According to the Centre for Asia Pacific Aviation, the International Air Transport Association (IATA) has announced global international traffic results for September, with passenger traffic declining 2.9%, compared to the same month in 2007.
International load factors tumbled by 4.4% percentage points from August to 74.8% in September.
Giovanni Bisignani, IATA’s Director General and CEO said, “The deterioration in traffic is alarmingly fast-paced and widespread. We have not seen such a decline in passenger traffic since SARS in 2003. Even the good news that the oil price has fallen to half its July peak is not enough to offset the impact of the drop in demand. At this rate, losses may be even deeper than our forecast USD5.2-billion for this year.”
This is the first time since the SARS crisis in 2003 that global passenger traffic has shrunk. Capacity cuts were not able to keep pace with the fall in demand. September load factors in all regions fell compared to August.
For September, all major regions reported that passenger traffic shrank, with the exception of Latin American carriers which saw an increase of 1.7%.
Even this is down from the 11.9% growth of the previous month.
African carriers posted the largest decline in traffic (-7.8%), a continuation of the previous month’s trend.
This drop in overall international air traffic does not bode well for Bengaluru International Airport (BIA) and its promoter BIAL. The domestic air traffic has reduced drastically, with short-haul traffic all but disappearing. Only a spectacular growth in international flights has enabled BIA a modest 1.5% gain in overall passenger traffic. The recent announcement by the world’s largest airline, Air France-KLM, of withdrawal of the Hyderabad Amsterdam route due to poor performance, highlights the problem.

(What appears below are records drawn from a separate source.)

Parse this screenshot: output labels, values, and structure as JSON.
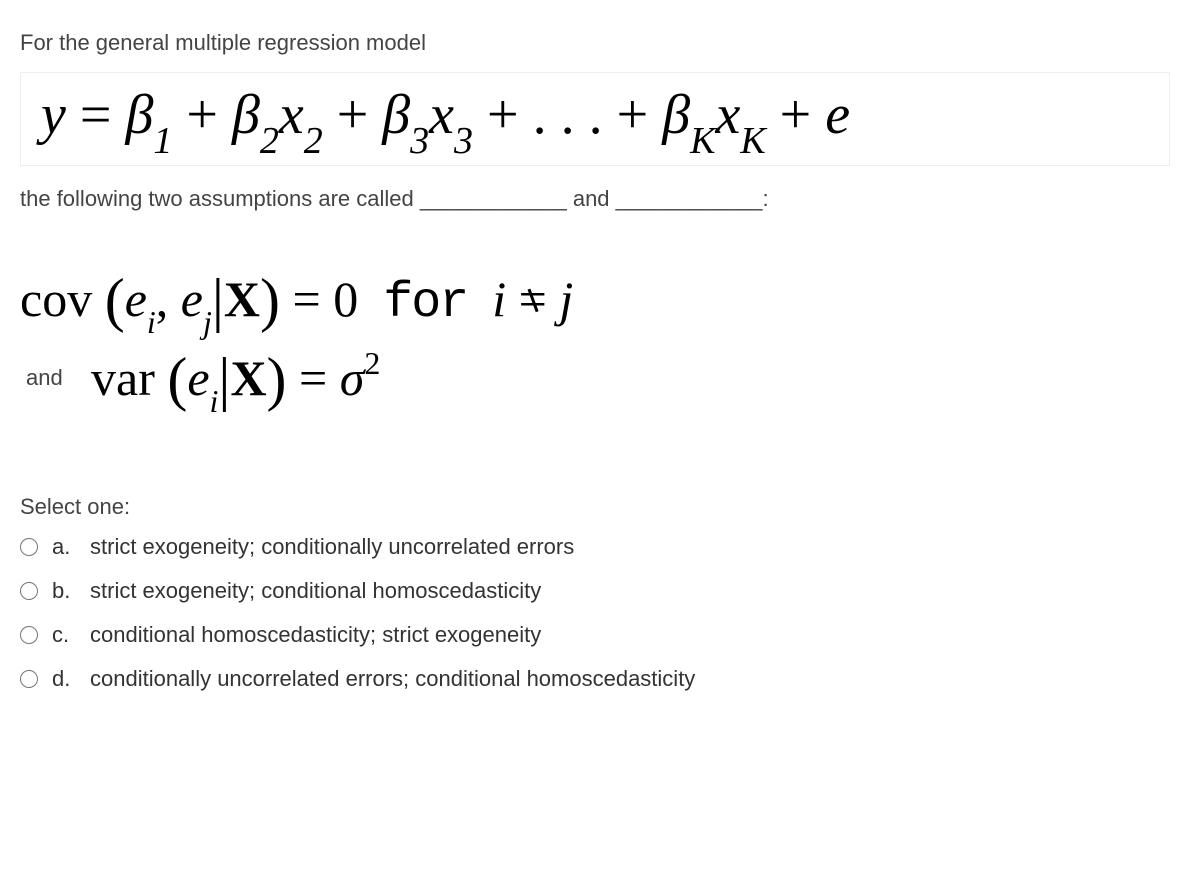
{
  "intro_text": "For the general multiple regression model",
  "equation": "y = β₁ + β₂x₂ + β₃x₃ + … + βKxK + e",
  "follow_text_1": "the following two assumptions are called ",
  "blank": "____________",
  "follow_text_mid": " and ",
  "follow_text_end": ":",
  "assumption1_text": "cov(eᵢ, eⱼ|X) = 0  for  i ≠ j",
  "and_label": "and",
  "assumption2_text": "var(eᵢ|X) = σ²",
  "select_label": "Select one:",
  "options": [
    {
      "letter": "a.",
      "text": "strict exogeneity; conditionally uncorrelated errors"
    },
    {
      "letter": "b.",
      "text": "strict exogeneity; conditional homoscedasticity"
    },
    {
      "letter": "c.",
      "text": "conditional homoscedasticity; strict exogeneity"
    },
    {
      "letter": "d.",
      "text": "conditionally uncorrelated errors; conditional homoscedasticity"
    }
  ]
}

It is imperative for the BIAL consortium to put its thinking cap on and try to raise the domestic traffic, lest the international airlines pull the rug from under its feet.